Everything from the line containing "Parse this screenshot: output" through the final line of the listing below should be given again, word for word, and nothing else.

# # #

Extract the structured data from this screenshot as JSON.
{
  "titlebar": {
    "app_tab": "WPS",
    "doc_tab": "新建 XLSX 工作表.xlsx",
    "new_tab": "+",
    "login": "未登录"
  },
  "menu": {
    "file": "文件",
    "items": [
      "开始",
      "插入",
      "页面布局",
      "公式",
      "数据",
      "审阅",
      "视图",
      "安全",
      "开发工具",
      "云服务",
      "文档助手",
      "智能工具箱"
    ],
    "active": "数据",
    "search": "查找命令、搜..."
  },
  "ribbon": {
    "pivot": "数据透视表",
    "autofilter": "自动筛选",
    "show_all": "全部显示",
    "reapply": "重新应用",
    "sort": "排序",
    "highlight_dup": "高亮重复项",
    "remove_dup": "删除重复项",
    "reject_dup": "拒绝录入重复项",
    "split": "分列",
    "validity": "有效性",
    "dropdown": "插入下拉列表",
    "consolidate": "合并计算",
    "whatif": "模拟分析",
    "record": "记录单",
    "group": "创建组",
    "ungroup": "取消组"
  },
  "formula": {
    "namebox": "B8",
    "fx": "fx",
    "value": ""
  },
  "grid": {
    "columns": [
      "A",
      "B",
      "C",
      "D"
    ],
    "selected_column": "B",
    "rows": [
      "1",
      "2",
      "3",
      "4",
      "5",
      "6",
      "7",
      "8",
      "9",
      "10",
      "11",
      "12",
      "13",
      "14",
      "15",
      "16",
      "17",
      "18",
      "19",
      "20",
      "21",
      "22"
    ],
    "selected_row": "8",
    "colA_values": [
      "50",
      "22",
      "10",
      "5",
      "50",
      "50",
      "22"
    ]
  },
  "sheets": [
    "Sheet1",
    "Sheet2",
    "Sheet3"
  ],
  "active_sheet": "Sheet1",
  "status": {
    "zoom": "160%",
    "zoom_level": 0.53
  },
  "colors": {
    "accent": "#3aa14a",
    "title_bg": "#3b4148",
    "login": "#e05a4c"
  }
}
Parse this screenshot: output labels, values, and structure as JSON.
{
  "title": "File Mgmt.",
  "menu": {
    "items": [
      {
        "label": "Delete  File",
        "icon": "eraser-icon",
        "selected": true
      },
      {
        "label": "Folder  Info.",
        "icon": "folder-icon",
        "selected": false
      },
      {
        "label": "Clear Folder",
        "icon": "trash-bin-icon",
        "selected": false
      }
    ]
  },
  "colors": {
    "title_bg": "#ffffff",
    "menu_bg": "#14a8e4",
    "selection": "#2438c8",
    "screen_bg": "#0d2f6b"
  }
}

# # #

Answer for the task.
Parse this screenshot: output labels, values, and structure as JSON.
{
  "title": "File Mgmt.",
  "menu": {
    "items": [
      {
        "label": "Delete  File",
        "icon": "eraser-icon",
        "selected": true
      },
      {
        "label": "Folder  Info.",
        "icon": "folder-icon",
        "selected": false
      },
      {
        "label": "Clear Folder",
        "icon": "trash-bin-icon",
        "selected": false
      }
    ]
  },
  "colors": {
    "title_bg": "#ffffff",
    "menu_bg": "#14a8e4",
    "selection": "#2438c8",
    "screen_bg": "#0d2f6b"
  }
}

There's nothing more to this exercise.